Element data from apps and pages:
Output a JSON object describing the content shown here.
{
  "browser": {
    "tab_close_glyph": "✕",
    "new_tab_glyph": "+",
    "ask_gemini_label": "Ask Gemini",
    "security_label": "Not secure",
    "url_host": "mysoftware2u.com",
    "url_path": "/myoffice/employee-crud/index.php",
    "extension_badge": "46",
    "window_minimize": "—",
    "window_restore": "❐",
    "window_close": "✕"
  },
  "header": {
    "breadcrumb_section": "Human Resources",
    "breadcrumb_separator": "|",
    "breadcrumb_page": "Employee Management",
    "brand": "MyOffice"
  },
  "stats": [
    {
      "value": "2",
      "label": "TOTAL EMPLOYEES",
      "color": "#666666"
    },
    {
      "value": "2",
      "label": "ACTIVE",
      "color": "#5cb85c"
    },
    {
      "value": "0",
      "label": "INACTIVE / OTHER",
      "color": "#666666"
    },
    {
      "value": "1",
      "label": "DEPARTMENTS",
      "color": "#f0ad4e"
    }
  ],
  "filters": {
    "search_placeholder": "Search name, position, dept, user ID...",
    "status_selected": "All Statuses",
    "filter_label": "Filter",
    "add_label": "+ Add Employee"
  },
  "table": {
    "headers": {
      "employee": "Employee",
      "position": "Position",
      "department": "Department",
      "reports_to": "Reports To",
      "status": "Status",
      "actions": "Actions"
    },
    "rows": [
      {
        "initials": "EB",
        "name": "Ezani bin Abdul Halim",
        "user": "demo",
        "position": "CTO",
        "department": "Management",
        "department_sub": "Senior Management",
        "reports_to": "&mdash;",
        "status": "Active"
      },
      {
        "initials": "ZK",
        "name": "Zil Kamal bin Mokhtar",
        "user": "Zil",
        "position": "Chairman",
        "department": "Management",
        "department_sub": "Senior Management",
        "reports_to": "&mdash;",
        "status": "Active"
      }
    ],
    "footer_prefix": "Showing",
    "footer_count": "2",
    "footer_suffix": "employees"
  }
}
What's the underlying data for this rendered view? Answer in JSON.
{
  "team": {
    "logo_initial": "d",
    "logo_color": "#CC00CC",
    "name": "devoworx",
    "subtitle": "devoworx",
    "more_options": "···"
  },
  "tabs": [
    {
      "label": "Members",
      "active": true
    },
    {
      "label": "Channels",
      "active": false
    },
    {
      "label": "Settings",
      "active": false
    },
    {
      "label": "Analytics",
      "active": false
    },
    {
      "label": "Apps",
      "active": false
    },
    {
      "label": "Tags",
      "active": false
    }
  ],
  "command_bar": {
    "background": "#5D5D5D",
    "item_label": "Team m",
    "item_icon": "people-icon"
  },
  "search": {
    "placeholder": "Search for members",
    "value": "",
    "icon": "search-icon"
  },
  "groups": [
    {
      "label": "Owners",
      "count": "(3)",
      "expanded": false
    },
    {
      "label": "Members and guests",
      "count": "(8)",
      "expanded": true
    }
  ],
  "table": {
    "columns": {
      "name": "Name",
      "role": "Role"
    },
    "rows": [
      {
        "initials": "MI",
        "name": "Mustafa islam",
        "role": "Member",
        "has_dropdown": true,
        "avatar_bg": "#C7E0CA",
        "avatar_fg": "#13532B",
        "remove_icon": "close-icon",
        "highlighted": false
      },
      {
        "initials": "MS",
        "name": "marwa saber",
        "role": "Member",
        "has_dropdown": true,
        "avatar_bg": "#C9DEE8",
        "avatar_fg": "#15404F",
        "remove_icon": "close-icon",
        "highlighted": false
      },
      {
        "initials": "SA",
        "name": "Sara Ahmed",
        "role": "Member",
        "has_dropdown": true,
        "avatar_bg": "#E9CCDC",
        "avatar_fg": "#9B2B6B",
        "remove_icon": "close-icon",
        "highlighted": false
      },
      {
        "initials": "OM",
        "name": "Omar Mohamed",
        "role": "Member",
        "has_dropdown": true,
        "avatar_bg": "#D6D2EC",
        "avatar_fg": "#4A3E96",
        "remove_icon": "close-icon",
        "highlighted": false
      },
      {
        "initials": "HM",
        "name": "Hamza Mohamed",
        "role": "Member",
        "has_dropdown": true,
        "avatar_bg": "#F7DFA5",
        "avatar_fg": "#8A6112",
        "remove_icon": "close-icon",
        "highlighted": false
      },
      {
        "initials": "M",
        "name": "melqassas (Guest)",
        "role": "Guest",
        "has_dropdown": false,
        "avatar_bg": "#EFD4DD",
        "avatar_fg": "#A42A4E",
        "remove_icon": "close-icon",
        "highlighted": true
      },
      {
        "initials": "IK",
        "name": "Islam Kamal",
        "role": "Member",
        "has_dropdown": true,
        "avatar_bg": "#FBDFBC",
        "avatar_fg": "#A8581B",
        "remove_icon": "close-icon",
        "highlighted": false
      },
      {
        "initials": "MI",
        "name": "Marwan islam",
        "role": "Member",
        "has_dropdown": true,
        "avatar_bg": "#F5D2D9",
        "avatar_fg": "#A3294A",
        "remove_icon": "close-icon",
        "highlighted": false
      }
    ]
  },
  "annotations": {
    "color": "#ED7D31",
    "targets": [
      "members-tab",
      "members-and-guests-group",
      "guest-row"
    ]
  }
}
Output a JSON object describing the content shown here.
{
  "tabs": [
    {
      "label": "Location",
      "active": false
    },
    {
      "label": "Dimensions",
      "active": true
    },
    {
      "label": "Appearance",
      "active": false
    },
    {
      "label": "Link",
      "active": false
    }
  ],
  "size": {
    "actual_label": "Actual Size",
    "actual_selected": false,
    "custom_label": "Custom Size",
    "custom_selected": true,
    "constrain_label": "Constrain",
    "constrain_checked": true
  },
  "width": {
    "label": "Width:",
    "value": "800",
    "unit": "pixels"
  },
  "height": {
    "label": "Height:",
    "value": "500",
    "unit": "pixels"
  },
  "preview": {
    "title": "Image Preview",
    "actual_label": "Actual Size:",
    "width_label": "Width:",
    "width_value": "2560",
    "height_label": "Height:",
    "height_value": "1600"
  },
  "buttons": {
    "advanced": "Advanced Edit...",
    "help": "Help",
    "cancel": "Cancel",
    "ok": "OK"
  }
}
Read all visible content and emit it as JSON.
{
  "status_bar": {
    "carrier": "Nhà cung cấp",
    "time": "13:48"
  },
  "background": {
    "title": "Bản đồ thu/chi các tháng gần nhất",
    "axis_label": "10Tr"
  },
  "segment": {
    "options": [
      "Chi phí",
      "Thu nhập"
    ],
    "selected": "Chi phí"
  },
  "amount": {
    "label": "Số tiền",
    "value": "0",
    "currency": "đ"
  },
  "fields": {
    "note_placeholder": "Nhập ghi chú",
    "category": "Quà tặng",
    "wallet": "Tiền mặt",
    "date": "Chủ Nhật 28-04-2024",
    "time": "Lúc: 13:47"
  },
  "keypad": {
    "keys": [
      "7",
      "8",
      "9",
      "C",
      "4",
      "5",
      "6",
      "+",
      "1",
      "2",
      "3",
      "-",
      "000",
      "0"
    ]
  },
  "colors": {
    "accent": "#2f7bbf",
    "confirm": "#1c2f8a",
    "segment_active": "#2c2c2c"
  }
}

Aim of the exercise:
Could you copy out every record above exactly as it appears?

Solution to the problem:
Output a JSON object describing the content shown here.
{
  "browser": {
    "tab_close_glyph": "✕",
    "new_tab_glyph": "+",
    "ask_gemini_label": "Ask Gemini",
    "security_label": "Not secure",
    "url_host": "mysoftware2u.com",
    "url_path": "/myoffice/employee-crud/index.php",
    "extension_badge": "46",
    "window_minimize": "—",
    "window_restore": "❐",
    "window_close": "✕"
  },
  "header": {
    "breadcrumb_section": "Human Resources",
    "breadcrumb_separator": "|",
    "breadcrumb_page": "Employee Management",
    "brand": "MyOffice"
  },
  "stats": [
    {
      "value": "2",
      "label": "TOTAL EMPLOYEES",
      "color": "#666666"
    },
    {
      "value": "2",
      "label": "ACTIVE",
      "color": "#5cb85c"
    },
    {
      "value": "0",
      "label": "INACTIVE / OTHER",
      "color": "#666666"
    },
    {
      "value": "1",
      "label": "DEPARTMENTS",
      "color": "#f0ad4e"
    }
  ],
  "filters": {
    "search_placeholder": "Search name, position, dept, user ID...",
    "status_selected": "All Statuses",
    "filter_label": "Filter",
    "add_label": "+ Add Employee"
  },
  "table": {
    "headers": {
      "employee": "Employee",
      "position": "Position",
      "department": "Department",
      "reports_to": "Reports To",
      "status": "Status",
      "actions": "Actions"
    },
    "rows": [
      {
        "initials": "EB",
        "name": "Ezani bin Abdul Halim",
        "user": "demo",
        "position": "CTO",
        "department": "Management",
        "department_sub": "Senior Management",
        "reports_to": "&mdash;",
        "status": "Active"
      },
      {
        "initials": "ZK",
        "name": "Zil Kamal bin Mokhtar",
        "user": "Zil",
        "position": "Chairman",
        "department": "Management",
        "department_sub": "Senior Management",
        "reports_to": "&mdash;",
        "status": "Active"
      }
    ],
    "footer_prefix": "Showing",
    "footer_count": "2",
    "footer_suffix": "employees"
  }
}
What's the underlying data for this rendered view? Answer in JSON.
{
  "team": {
    "logo_initial": "d",
    "logo_color": "#CC00CC",
    "name": "devoworx",
    "subtitle": "devoworx",
    "more_options": "···"
  },
  "tabs": [
    {
      "label": "Members",
      "active": true
    },
    {
      "label": "Channels",
      "active": false
    },
    {
      "label": "Settings",
      "active": false
    },
    {
      "label": "Analytics",
      "active": false
    },
    {
      "label": "Apps",
      "active": false
    },
    {
      "label": "Tags",
      "active": false
    }
  ],
  "command_bar": {
    "background": "#5D5D5D",
    "item_label": "Team m",
    "item_icon": "people-icon"
  },
  "search": {
    "placeholder": "Search for members",
    "value": "",
    "icon": "search-icon"
  },
  "groups": [
    {
      "label": "Owners",
      "count": "(3)",
      "expanded": false
    },
    {
      "label": "Members and guests",
      "count": "(8)",
      "expanded": true
    }
  ],
  "table": {
    "columns": {
      "name": "Name",
      "role": "Role"
    },
    "rows": [
      {
        "initials": "MI",
        "name": "Mustafa islam",
        "role": "Member",
        "has_dropdown": true,
        "avatar_bg": "#C7E0CA",
        "avatar_fg": "#13532B",
        "remove_icon": "close-icon",
        "highlighted": false
      },
      {
        "initials": "MS",
        "name": "marwa saber",
        "role": "Member",
        "has_dropdown": true,
        "avatar_bg": "#C9DEE8",
        "avatar_fg": "#15404F",
        "remove_icon": "close-icon",
        "highlighted": false
      },
      {
        "initials": "SA",
        "name": "Sara Ahmed",
        "role": "Member",
        "has_dropdown": true,
        "avatar_bg": "#E9CCDC",
        "avatar_fg": "#9B2B6B",
        "remove_icon": "close-icon",
        "highlighted": false
      },
      {
        "initials": "OM",
        "name": "Omar Mohamed",
        "role": "Member",
        "has_dropdown": true,
        "avatar_bg": "#D6D2EC",
        "avatar_fg": "#4A3E96",
        "remove_icon": "close-icon",
        "highlighted": false
      },
      {
        "initials": "HM",
        "name": "Hamza Mohamed",
        "role": "Member",
        "has_dropdown": true,
        "avatar_bg": "#F7DFA5",
        "avatar_fg": "#8A6112",
        "remove_icon": "close-icon",
        "highlighted": false
      },
      {
        "initials": "M",
        "name": "melqassas (Guest)",
        "role": "Guest",
        "has_dropdown": false,
        "avatar_bg": "#EFD4DD",
        "avatar_fg": "#A42A4E",
        "remove_icon": "close-icon",
        "highlighted": true
      },
      {
        "initials": "IK",
        "name": "Islam Kamal",
        "role": "Member",
        "has_dropdown": true,
        "avatar_bg": "#FBDFBC",
        "avatar_fg": "#A8581B",
        "remove_icon": "close-icon",
        "highlighted": false
      },
      {
        "initials": "MI",
        "name": "Marwan islam",
        "role": "Member",
        "has_dropdown": true,
        "avatar_bg": "#F5D2D9",
        "avatar_fg": "#A3294A",
        "remove_icon": "close-icon",
        "highlighted": false
      }
    ]
  },
  "annotations": {
    "color": "#ED7D31",
    "targets": [
      "members-tab",
      "members-and-guests-group",
      "guest-row"
    ]
  }
}
Output a JSON object describing the content shown here.
{
  "tabs": [
    {
      "label": "Location",
      "active": false
    },
    {
      "label": "Dimensions",
      "active": true
    },
    {
      "label": "Appearance",
      "active": false
    },
    {
      "label": "Link",
      "active": false
    }
  ],
  "size": {
    "actual_label": "Actual Size",
    "actual_selected": false,
    "custom_label": "Custom Size",
    "custom_selected": true,
    "constrain_label": "Constrain",
    "constrain_checked": true
  },
  "width": {
    "label": "Width:",
    "value": "800",
    "unit": "pixels"
  },
  "height": {
    "label": "Height:",
    "value": "500",
    "unit": "pixels"
  },
  "preview": {
    "title": "Image Preview",
    "actual_label": "Actual Size:",
    "width_label": "Width:",
    "width_value": "2560",
    "height_label": "Height:",
    "height_value": "1600"
  },
  "buttons": {
    "advanced": "Advanced Edit...",
    "help": "Help",
    "cancel": "Cancel",
    "ok": "OK"
  }
}
Read all visible content and emit it as JSON.
{
  "status_bar": {
    "carrier": "Nhà cung cấp",
    "time": "13:48"
  },
  "background": {
    "title": "Bản đồ thu/chi các tháng gần nhất",
    "axis_label": "10Tr"
  },
  "segment": {
    "options": [
      "Chi phí",
      "Thu nhập"
    ],
    "selected": "Chi phí"
  },
  "amount": {
    "label": "Số tiền",
    "value": "0",
    "currency": "đ"
  },
  "fields": {
    "note_placeholder": "Nhập ghi chú",
    "category": "Quà tặng",
    "wallet": "Tiền mặt",
    "date": "Chủ Nhật 28-04-2024",
    "time": "Lúc: 13:47"
  },
  "keypad": {
    "keys": [
      "7",
      "8",
      "9",
      "C",
      "4",
      "5",
      "6",
      "+",
      "1",
      "2",
      "3",
      "-",
      "000",
      "0"
    ]
  },
  "colors": {
    "accent": "#2f7bbf",
    "confirm": "#1c2f8a",
    "segment_active": "#2c2c2c"
  }
}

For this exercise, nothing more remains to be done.